[Excerpts from an interface dataset]

━━━━━━━━━━━━━━━━

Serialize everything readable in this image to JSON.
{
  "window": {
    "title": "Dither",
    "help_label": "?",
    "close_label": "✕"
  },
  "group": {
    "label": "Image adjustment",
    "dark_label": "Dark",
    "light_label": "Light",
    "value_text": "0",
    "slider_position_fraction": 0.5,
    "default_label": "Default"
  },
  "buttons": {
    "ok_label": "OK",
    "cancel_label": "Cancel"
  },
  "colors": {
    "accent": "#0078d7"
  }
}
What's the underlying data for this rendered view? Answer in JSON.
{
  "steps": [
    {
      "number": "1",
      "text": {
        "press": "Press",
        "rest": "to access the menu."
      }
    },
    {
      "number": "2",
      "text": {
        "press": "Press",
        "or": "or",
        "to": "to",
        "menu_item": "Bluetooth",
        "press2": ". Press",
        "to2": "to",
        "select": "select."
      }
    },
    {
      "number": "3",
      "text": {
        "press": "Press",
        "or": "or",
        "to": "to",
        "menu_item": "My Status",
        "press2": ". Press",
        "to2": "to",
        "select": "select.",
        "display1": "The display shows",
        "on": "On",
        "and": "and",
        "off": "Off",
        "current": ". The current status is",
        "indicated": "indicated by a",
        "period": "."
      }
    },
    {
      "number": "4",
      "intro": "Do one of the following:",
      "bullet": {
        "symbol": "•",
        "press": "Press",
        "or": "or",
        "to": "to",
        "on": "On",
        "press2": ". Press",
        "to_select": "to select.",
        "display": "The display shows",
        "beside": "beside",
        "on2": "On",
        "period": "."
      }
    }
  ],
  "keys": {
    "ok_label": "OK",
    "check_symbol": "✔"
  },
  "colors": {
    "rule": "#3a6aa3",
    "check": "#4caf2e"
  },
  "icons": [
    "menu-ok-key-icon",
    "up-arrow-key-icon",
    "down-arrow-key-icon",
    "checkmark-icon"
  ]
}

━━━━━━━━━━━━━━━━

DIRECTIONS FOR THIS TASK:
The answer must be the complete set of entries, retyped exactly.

EXERCISE SOLUTION:
Serialize everything readable in this image to JSON.
{
  "window": {
    "title": "Dither",
    "help_label": "?",
    "close_label": "✕"
  },
  "group": {
    "label": "Image adjustment",
    "dark_label": "Dark",
    "light_label": "Light",
    "value_text": "0",
    "slider_position_fraction": 0.5,
    "default_label": "Default"
  },
  "buttons": {
    "ok_label": "OK",
    "cancel_label": "Cancel"
  },
  "colors": {
    "accent": "#0078d7"
  }
}
What's the underlying data for this rendered view? Answer in JSON.
{
  "steps": [
    {
      "number": "1",
      "text": {
        "press": "Press",
        "rest": "to access the menu."
      }
    },
    {
      "number": "2",
      "text": {
        "press": "Press",
        "or": "or",
        "to": "to",
        "menu_item": "Bluetooth",
        "press2": ". Press",
        "to2": "to",
        "select": "select."
      }
    },
    {
      "number": "3",
      "text": {
        "press": "Press",
        "or": "or",
        "to": "to",
        "menu_item": "My Status",
        "press2": ". Press",
        "to2": "to",
        "select": "select.",
        "display1": "The display shows",
        "on": "On",
        "and": "and",
        "off": "Off",
        "current": ". The current status is",
        "indicated": "indicated by a",
        "period": "."
      }
    },
    {
      "number": "4",
      "intro": "Do one of the following:",
      "bullet": {
        "symbol": "•",
        "press": "Press",
        "or": "or",
        "to": "to",
        "on": "On",
        "press2": ". Press",
        "to_select": "to select.",
        "display": "The display shows",
        "beside": "beside",
        "on2": "On",
        "period": "."
      }
    }
  ],
  "keys": {
    "ok_label": "OK",
    "check_symbol": "✔"
  },
  "colors": {
    "rule": "#3a6aa3",
    "check": "#4caf2e"
  },
  "icons": [
    "menu-ok-key-icon",
    "up-arrow-key-icon",
    "down-arrow-key-icon",
    "checkmark-icon"
  ]
}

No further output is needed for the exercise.